PROBLEM REQUIREMENTS: Every line below that carries the word "JSON" needs to be copied.
THE DATA Start Marker
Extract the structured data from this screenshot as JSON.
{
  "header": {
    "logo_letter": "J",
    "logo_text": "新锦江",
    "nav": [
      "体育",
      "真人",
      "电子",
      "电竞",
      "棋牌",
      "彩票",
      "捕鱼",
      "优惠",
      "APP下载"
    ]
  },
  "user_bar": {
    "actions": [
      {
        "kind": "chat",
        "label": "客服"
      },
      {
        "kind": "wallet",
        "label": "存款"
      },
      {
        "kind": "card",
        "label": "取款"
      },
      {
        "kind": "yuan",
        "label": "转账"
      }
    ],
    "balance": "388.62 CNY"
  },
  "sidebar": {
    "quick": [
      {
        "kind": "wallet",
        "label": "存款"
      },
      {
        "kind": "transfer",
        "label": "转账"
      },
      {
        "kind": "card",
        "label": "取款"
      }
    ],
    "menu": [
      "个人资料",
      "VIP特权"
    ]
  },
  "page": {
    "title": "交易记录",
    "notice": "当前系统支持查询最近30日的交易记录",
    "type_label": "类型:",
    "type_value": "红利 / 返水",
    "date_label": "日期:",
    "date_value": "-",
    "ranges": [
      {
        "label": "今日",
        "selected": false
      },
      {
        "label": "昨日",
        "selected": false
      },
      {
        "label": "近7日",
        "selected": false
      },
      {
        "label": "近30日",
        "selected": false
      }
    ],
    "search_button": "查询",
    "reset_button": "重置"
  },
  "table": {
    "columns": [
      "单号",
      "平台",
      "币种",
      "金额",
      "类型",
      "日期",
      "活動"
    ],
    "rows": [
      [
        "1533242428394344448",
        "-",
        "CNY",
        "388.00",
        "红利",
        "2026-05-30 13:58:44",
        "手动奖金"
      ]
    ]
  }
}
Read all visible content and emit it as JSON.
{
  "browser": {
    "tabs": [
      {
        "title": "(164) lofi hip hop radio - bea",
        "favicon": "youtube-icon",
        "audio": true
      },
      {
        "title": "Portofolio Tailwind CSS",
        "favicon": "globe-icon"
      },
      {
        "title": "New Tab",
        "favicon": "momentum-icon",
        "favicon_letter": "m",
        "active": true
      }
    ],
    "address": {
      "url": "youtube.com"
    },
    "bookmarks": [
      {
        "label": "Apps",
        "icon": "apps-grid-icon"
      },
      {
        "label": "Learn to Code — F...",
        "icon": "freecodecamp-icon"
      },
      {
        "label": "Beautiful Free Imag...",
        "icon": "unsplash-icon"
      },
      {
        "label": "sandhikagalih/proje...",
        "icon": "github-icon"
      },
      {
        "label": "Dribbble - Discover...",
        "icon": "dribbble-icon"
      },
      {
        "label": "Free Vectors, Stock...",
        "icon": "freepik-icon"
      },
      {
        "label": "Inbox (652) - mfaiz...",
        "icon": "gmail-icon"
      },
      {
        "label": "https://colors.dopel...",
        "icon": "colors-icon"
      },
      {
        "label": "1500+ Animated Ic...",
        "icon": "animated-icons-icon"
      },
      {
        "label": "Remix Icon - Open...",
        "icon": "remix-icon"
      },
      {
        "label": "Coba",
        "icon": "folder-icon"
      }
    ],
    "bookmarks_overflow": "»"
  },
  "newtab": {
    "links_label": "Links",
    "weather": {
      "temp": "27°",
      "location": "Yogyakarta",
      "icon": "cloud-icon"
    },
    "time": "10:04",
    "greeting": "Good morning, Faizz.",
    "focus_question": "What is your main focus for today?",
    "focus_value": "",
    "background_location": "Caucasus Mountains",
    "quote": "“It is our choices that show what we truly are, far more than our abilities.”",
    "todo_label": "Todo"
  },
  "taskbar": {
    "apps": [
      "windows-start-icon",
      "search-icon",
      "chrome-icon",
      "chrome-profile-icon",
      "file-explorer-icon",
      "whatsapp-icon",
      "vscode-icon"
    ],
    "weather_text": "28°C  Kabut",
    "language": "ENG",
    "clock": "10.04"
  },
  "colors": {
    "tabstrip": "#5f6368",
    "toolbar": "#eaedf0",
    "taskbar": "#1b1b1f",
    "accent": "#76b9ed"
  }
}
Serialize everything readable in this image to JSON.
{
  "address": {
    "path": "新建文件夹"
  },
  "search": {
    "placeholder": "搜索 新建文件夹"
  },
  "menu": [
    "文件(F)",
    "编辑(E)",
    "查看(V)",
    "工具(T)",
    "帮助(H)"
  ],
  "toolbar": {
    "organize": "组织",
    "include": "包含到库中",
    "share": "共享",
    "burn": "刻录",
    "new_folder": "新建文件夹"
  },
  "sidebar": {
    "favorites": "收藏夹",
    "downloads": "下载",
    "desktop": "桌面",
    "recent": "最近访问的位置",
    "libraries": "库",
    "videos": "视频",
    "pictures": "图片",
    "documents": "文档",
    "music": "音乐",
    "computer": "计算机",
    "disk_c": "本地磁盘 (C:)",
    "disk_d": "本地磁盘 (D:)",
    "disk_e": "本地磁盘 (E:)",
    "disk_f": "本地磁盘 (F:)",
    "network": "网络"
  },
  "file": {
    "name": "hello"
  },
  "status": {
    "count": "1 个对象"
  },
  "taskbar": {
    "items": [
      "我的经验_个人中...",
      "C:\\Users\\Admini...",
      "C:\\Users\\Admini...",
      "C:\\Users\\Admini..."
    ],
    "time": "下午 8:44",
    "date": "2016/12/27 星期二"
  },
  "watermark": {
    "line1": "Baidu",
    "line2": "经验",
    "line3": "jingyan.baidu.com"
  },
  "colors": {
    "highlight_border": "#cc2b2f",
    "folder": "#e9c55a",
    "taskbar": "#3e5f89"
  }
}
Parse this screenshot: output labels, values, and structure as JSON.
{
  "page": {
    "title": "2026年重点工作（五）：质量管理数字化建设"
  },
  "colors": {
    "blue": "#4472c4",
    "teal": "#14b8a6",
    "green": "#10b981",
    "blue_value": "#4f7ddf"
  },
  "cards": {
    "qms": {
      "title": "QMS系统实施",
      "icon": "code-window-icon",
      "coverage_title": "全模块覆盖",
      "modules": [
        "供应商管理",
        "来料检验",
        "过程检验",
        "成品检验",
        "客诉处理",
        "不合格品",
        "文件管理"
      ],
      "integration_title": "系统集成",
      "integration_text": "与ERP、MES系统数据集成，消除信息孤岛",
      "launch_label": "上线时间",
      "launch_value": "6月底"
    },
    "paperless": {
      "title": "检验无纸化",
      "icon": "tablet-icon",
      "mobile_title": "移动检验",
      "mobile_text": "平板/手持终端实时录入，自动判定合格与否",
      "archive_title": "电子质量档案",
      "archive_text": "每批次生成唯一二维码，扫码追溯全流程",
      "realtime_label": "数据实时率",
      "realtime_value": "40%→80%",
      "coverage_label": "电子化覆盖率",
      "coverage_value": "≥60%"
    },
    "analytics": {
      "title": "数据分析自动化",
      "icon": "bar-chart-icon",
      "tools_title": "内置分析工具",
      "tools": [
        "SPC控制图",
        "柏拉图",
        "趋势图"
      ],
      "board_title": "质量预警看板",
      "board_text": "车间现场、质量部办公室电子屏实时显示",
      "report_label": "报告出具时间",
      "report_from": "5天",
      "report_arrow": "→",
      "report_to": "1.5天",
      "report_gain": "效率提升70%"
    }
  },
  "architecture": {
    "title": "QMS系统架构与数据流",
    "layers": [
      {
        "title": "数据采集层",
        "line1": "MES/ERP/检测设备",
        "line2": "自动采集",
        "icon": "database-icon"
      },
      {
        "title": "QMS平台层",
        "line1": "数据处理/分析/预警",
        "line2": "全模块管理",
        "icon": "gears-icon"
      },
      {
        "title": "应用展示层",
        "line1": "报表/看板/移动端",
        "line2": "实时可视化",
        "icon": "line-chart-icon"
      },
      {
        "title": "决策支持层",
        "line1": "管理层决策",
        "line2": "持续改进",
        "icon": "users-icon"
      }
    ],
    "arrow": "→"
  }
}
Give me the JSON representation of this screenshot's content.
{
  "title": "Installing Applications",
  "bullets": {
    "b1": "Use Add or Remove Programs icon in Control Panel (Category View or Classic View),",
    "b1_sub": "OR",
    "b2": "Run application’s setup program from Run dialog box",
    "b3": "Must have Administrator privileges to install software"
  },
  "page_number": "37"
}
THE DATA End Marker
RESULT FOR THIS EXERCISE:
Extract the structured data from this screenshot as JSON.
Read all visible content and emit it as JSON.
Serialize everything readable in this image to JSON.
Parse this screenshot: output labels, values, and structure as JSON.
Give me the JSON representation of this screenshot's content.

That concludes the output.